Feeling lazy? Use a favorite jar of pasta sauce.

I first enjoyed this dish at Ciro and Sal”s Restaurant in Provincetown, Massachusetts.  A long time ago, before heading to college I worked there briefly as a hostess.  On the shelf with my cookbook collection is  the Ciro and Sal Cookbook published in 1987.  In Ciro’s recipe for Veal Parmigiana he uses his Ragu sauce, made with salt pork or pancetta it relies on veal and beef bones or ground pork for flavor, along with carrots, onions, garlic, and celery.  I prefer creating sauces with as many available  seasonal vegetables as possible, but  whatever your preference, if you have the time make a large batch of sauce, freeze  the extra for future use.

Spread just enough sauce to cover the bottom of a flat rectangular baking pan. Lay the cutlets on top and cover with slices of fresh mozzarella  and freshly grated parmesan. Good cheese is important so use the fresh varieties for the best flavor.
Cook approximately 30 minutes until cheese is melted and sauce bubbling at 350 degrees.
Serve with pasta tossed with melted butter, garlic, basil, and grated parmesan cheese and a crisp fresh salad.  Add a glass of dry red wine and you are ready to have a relaxing dinner. Enjoy! Photographs will be posted later.

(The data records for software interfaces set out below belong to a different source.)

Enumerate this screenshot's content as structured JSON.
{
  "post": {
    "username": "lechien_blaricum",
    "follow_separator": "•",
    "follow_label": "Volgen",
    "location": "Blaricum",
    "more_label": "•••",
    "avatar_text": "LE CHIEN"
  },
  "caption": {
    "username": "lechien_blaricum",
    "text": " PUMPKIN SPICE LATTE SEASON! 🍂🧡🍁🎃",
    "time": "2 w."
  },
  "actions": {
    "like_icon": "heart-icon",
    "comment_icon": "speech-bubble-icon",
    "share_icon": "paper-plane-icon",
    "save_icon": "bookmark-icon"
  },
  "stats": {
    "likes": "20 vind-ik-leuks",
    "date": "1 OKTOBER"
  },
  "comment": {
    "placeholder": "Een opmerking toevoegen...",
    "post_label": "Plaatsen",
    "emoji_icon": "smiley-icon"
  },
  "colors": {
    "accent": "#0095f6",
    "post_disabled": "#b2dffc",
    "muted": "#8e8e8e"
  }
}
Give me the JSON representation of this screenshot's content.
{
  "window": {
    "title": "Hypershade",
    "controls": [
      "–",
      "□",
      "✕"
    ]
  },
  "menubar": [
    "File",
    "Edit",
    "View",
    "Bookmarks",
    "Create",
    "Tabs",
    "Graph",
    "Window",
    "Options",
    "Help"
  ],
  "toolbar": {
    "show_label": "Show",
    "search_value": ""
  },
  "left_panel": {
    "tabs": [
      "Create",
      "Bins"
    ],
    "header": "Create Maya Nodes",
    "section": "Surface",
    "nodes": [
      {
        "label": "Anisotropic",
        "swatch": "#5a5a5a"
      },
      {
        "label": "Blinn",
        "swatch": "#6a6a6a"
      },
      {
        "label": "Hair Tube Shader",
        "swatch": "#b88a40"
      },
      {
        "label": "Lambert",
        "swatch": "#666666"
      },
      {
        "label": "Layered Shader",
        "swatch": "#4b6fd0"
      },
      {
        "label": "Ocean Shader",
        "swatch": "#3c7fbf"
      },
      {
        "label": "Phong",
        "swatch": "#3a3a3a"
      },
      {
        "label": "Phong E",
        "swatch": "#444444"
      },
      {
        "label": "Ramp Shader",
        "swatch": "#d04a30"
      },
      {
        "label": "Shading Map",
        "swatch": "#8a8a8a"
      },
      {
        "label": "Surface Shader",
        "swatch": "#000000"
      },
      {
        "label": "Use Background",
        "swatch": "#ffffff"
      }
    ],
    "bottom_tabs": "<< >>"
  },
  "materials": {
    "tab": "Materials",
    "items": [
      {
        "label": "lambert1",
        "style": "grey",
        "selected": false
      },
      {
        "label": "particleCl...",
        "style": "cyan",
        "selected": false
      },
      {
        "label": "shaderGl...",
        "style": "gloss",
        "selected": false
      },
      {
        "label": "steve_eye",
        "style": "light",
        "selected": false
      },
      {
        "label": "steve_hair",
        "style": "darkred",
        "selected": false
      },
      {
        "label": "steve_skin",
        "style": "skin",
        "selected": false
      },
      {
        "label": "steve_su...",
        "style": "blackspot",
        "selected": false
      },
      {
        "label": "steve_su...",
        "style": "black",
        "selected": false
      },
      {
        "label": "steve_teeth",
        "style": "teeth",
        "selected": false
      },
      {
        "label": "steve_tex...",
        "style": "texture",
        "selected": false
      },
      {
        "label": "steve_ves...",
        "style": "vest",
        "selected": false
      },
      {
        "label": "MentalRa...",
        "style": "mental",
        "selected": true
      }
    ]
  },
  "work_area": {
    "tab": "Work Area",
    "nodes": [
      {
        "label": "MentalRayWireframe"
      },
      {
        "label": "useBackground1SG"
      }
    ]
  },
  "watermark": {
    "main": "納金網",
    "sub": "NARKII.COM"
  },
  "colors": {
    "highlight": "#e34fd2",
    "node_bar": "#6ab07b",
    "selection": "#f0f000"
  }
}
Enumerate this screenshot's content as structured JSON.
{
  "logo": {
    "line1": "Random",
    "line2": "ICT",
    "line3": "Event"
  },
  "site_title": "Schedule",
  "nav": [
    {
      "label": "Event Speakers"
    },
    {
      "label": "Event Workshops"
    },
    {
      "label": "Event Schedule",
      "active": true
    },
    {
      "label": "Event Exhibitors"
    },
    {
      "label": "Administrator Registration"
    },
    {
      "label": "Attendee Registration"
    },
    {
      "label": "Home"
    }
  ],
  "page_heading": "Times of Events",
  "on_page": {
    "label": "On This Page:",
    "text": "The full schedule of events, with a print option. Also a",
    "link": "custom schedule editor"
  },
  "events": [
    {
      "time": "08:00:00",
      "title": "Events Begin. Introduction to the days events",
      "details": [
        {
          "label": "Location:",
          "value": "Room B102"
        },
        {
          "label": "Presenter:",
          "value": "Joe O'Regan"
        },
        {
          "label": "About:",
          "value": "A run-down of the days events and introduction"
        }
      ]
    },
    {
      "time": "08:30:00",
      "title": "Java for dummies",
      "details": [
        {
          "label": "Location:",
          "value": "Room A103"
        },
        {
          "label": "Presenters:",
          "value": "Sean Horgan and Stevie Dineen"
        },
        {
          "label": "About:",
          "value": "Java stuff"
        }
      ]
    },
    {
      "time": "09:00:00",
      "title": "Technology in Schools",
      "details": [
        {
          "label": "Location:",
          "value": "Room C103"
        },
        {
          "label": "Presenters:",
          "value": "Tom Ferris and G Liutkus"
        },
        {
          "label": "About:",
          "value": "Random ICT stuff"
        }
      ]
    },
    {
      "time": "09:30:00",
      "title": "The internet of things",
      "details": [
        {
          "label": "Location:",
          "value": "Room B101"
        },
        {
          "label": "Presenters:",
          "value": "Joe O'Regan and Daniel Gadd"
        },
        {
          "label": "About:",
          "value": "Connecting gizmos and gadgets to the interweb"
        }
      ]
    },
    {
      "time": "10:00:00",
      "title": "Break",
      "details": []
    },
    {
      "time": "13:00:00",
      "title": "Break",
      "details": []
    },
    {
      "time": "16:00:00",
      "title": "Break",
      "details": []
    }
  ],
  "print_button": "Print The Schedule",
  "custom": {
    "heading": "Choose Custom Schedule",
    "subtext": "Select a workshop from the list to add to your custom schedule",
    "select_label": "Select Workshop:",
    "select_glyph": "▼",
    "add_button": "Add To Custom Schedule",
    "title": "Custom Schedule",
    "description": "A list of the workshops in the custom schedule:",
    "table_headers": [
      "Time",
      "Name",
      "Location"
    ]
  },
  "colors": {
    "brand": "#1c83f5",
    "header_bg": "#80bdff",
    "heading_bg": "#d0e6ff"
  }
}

The size of Labradoodles and importance of comfort food

Full-grown Chloe

The importance of relativity came across to me physically and mentally, on my many levels this past week.  On a physical level, this new wisdom manifested itself in the size of dogs. That’s right. Dogs.

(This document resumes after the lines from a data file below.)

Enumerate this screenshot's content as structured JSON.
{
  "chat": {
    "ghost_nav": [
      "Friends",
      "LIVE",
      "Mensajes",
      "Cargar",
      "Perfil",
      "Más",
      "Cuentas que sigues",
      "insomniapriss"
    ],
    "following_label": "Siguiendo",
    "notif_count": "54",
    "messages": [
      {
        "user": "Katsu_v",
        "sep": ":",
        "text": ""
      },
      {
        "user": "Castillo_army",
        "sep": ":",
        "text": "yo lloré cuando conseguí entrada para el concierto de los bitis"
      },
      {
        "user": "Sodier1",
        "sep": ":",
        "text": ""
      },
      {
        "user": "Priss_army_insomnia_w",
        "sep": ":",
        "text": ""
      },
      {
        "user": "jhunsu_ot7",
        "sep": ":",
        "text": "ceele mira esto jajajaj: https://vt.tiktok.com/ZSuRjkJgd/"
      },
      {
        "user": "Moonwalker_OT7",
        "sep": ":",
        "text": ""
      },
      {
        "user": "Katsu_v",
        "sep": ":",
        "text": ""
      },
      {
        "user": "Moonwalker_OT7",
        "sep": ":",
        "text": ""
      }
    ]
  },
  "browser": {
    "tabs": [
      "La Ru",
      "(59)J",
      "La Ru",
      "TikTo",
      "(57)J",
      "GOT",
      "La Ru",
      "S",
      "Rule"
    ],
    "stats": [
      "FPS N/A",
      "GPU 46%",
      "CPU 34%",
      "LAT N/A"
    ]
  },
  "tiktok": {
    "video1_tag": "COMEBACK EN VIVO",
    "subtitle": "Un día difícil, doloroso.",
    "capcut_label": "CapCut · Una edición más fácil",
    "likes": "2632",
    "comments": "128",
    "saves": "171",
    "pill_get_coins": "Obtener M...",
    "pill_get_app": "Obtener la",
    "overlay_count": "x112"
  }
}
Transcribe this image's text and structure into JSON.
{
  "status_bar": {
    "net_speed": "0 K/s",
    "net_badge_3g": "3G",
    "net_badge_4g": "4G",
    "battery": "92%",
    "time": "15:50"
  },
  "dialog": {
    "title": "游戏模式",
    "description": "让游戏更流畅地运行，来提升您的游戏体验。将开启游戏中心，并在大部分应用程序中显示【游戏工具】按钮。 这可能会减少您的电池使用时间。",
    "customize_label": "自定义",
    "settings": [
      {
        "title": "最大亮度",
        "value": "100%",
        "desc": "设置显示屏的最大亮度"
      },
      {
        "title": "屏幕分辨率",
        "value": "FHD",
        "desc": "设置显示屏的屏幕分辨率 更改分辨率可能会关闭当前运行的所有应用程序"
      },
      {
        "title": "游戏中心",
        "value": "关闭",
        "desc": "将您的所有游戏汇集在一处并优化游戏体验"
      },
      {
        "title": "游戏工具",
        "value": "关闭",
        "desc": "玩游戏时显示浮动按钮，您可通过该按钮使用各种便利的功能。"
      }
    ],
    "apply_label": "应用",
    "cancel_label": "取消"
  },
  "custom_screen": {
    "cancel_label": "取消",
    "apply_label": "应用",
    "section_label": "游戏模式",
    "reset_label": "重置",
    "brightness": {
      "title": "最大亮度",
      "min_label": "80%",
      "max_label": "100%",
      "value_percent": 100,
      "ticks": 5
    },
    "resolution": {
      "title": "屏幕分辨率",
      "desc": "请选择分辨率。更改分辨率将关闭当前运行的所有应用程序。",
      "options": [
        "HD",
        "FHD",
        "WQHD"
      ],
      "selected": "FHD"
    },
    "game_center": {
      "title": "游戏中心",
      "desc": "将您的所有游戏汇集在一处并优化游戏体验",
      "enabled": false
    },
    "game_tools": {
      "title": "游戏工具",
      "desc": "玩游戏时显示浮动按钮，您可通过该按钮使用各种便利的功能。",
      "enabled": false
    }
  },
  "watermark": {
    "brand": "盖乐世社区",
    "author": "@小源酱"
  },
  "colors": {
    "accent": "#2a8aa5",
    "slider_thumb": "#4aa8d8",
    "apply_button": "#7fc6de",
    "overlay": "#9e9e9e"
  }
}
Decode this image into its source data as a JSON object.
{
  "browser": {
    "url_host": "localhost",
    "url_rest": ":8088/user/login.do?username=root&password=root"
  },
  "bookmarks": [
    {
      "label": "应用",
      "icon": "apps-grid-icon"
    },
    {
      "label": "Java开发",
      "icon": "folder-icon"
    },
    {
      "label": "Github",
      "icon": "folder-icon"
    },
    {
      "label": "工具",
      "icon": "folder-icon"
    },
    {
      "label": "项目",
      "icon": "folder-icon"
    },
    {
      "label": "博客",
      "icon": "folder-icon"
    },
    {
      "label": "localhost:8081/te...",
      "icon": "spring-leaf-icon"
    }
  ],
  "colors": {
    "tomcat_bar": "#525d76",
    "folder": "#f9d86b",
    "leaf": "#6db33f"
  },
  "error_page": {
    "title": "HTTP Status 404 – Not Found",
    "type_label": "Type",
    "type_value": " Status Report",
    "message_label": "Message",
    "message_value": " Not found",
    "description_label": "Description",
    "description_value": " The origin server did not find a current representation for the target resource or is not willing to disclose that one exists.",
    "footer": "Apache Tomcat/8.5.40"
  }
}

Last night, having not seen Halo and Leopold, dogs belonging to my son Chris and his fiancée Laura in some time, these previously substantial dogs suddenly appeared small and I had always thought of them as fairly large dogs. They certainly had taken up plenty of space in our home when they had been guests on more than one occasion and we had taken care of them for a weekend.  But compared to my Labradoodle Chloe, they now seem to be “smaller dogs”.  Fourteen-month-old Chloe has kept growing larger and larger. She is now 70 pounds and a tall dog. Twenty-eight inches off the ground, she comes midway up my thigh.  Halo and Leopold have stayed the same in size during the previous year. They now seem much smaller and easier to control when compared to large rambunctious and bouncy Chloe.

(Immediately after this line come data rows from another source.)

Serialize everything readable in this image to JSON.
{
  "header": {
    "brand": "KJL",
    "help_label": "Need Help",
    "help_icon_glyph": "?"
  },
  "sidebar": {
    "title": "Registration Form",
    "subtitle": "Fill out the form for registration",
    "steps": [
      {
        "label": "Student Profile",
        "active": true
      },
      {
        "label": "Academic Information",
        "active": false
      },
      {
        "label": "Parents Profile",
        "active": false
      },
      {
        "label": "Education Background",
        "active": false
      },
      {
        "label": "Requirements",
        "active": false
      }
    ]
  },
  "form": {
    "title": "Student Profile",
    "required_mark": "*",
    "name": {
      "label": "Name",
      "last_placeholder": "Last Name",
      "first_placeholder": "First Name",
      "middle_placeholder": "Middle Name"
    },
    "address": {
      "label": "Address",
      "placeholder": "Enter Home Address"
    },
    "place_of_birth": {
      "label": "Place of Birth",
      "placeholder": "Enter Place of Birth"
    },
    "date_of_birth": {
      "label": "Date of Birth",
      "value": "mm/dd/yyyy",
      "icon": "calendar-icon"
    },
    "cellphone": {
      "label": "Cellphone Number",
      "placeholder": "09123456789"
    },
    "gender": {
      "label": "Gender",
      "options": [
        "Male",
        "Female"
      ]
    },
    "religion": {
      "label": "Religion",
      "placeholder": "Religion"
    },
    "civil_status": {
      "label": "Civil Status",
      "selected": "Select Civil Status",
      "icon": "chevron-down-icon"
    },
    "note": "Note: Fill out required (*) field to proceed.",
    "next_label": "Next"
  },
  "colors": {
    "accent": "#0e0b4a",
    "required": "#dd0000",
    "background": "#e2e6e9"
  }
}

My husband Peter and I had been invited to dinner at Chris and Laura’s apartment, and they served us some excellent comfort food that included a winter root mash made from red beets, rutabaga, celery root, and turnips served with a pork loin slowly baked with apples. So where did that term “comfort food” come from anyway? Its first documented use was in the Webster’s Dictionary in 1977 to describe food that evokes nostalgia and relieves emotional stress.  Typical American foods on the list are chicken soup, mashed potatoes, and meatloaf.  Obviously different people have different tastes, so that while one person might find tuna casserole a comfort (I’m not a fan) another person may feel comforted by a dish of Banana pudding (another item I do not relate to at all). Slow cooked meats such as chicken, brisket, and tenderloin, I do find comforting. Just the other week I tried out a roast chicken recipe that required dousing the chicken repeatedly in a rich onion stock repeatedly for several hours, while cooking the bird at 300 degrees and it was quite delicious.

A winter root mash can consist of any root vegetables such as carrots, potatoes, turnips, etc. that grow underground, that are roasted, boiled, or steamed and then mashed. Add a little salt and pepper and butter and you have a delicious and slightly different side dish. Use red beets or purple potatoes and you’ll get a dish that’s really colorful.

root mashpork

Mother’s Day Date at Farmers’Market


Mother’s Day Date at Farmer’s Market.  I had a great time last Sunday with my son Christopher. We selected a number of farm fresh items at the Annapolis downtown Farmers’ Market, walked home with our purchases, and then Chris cooked me breakfast and we ate outside in our garden. Joining us for breakfast  was husband Peter and Chris’s girlfriend Laura. And of course, sitting nearby was my dog Chloe.